WORK INSTRUCTIONS: Provide the number of lines of the records that include "total", with no other content.

[Data items]
Start of Block

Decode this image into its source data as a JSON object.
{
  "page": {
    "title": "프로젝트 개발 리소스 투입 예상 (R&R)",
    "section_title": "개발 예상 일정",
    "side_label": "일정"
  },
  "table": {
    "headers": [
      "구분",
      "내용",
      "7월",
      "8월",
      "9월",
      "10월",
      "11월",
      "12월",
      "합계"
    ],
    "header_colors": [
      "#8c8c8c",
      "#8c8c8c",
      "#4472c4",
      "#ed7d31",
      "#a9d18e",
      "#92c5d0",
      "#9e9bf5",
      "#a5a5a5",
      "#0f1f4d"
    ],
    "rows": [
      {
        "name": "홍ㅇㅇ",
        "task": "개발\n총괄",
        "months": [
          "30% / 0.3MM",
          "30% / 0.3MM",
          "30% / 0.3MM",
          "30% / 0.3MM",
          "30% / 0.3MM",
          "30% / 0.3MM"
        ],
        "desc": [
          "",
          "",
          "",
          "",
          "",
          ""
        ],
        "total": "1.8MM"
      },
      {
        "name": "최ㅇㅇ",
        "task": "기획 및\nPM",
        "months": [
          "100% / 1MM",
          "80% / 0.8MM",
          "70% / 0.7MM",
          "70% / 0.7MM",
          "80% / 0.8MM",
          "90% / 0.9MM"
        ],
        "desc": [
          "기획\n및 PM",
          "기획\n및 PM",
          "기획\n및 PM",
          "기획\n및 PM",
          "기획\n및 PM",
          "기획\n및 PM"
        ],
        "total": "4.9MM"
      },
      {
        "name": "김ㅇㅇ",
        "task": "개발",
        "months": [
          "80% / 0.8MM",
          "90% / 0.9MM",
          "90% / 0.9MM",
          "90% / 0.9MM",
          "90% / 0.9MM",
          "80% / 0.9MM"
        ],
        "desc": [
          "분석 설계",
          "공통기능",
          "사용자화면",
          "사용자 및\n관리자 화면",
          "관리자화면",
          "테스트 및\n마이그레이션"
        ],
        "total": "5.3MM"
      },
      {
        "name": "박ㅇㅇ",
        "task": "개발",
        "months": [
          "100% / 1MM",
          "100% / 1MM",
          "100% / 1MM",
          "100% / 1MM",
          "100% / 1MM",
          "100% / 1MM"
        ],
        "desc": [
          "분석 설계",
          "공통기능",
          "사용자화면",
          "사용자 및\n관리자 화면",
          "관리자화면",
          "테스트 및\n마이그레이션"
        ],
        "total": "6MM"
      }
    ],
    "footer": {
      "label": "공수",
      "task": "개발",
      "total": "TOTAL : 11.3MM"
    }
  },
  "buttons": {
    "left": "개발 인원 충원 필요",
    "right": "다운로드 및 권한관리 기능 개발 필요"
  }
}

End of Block
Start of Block

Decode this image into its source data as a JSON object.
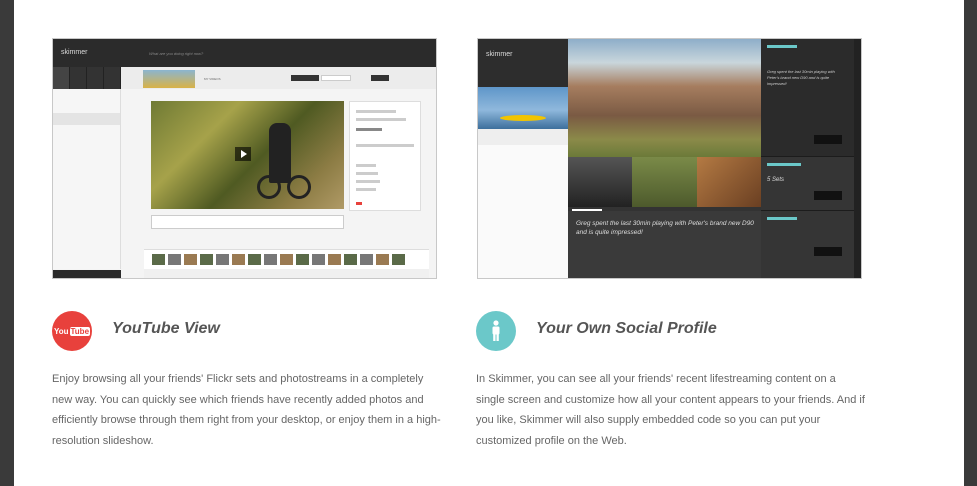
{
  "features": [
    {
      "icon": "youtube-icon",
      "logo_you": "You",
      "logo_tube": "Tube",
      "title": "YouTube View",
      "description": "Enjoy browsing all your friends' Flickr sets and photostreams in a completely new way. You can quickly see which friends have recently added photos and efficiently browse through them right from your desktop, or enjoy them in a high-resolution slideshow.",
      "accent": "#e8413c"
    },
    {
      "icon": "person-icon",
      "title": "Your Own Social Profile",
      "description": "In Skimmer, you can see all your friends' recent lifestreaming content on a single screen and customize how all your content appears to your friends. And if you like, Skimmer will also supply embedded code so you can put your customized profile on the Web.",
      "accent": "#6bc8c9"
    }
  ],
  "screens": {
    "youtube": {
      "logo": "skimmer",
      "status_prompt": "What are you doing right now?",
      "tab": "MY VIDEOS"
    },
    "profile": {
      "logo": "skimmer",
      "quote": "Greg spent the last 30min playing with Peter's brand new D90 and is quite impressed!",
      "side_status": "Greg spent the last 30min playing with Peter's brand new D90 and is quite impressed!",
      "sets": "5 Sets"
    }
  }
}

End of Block
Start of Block

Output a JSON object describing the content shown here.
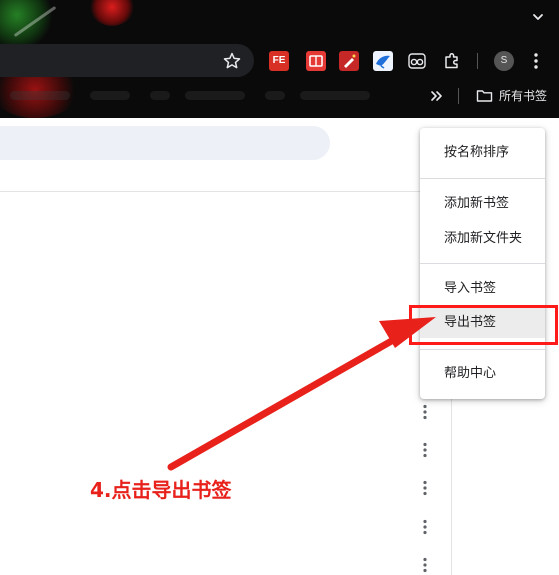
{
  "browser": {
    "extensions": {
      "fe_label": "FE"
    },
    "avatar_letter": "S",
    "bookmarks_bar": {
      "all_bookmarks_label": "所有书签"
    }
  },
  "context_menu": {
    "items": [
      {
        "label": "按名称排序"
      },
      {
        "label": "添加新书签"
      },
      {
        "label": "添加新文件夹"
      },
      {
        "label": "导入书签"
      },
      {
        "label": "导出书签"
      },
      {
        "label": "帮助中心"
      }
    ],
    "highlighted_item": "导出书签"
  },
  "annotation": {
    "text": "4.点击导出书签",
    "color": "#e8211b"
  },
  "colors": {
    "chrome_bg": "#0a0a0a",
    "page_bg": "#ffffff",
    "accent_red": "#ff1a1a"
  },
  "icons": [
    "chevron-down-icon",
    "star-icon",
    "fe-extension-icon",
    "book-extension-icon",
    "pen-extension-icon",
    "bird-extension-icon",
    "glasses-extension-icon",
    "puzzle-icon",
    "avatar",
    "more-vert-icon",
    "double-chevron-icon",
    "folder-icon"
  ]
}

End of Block

TASK RESPONSE: 5